--- Instructions to follow ---
Scan the records for "James" and copy each line that contains it.

--- Website and app data records ---
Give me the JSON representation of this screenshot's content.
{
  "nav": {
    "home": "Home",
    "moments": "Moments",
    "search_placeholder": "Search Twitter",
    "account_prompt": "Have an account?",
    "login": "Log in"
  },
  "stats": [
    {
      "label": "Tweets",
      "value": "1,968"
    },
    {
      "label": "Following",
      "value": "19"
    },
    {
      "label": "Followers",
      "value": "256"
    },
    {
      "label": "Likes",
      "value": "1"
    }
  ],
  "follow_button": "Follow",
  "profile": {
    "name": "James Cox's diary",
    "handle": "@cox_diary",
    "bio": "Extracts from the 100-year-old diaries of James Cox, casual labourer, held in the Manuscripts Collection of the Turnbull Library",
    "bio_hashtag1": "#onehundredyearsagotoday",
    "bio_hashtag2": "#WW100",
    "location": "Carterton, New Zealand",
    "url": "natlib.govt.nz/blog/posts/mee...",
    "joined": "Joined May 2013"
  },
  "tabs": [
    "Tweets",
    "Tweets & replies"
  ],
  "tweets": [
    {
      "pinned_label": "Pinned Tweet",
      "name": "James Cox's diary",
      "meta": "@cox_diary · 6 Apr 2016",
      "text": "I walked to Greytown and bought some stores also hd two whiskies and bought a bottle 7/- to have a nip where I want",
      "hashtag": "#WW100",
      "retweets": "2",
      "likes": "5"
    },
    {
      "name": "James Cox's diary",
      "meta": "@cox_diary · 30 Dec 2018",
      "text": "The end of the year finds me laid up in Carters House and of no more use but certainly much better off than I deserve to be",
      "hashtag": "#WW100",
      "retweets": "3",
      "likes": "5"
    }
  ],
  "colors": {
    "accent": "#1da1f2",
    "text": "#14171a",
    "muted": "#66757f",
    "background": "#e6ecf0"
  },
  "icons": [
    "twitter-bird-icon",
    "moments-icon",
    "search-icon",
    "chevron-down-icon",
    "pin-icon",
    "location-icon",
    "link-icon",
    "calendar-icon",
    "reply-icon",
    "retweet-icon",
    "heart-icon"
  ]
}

--- Solved exercise ---
    "name": "James Cox's diary",
    "bio": "Extracts from the 100-year-old diaries of James Cox, casual labourer, held in the Manuscripts Collection of the Turnbull Library",
      "name": "James Cox's diary",
      "name": "James Cox's diary",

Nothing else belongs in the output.